Pull every line containing the word "Educator" from the records.

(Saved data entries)
⟨
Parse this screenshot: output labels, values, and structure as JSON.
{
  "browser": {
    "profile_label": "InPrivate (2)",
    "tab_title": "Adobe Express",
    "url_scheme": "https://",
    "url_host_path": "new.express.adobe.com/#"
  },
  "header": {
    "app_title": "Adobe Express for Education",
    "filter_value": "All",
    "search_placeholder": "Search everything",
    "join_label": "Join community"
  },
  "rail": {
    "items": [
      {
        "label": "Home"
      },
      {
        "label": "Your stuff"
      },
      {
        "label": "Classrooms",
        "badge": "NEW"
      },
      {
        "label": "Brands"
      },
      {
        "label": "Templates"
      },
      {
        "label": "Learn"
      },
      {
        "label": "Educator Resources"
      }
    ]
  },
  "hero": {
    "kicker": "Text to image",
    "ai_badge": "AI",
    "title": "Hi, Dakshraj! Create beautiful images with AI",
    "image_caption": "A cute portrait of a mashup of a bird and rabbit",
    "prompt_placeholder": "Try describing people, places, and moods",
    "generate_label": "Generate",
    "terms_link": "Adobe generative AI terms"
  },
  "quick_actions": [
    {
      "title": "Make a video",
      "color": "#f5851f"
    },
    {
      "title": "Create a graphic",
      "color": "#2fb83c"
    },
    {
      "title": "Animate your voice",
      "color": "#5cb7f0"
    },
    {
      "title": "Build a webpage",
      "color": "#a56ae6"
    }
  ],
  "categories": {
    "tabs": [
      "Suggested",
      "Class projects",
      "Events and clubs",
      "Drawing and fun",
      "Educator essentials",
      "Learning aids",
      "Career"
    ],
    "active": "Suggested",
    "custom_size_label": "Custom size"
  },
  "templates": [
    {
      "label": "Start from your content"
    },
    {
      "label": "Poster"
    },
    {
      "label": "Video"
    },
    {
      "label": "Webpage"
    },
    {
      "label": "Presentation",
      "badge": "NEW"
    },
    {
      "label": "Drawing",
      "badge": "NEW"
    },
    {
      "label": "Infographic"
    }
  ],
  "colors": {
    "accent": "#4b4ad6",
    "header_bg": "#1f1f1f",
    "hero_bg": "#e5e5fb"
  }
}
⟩
#### EXPECTED ANSWER:
        "label": "Educator Resources"
      "Educator essentials",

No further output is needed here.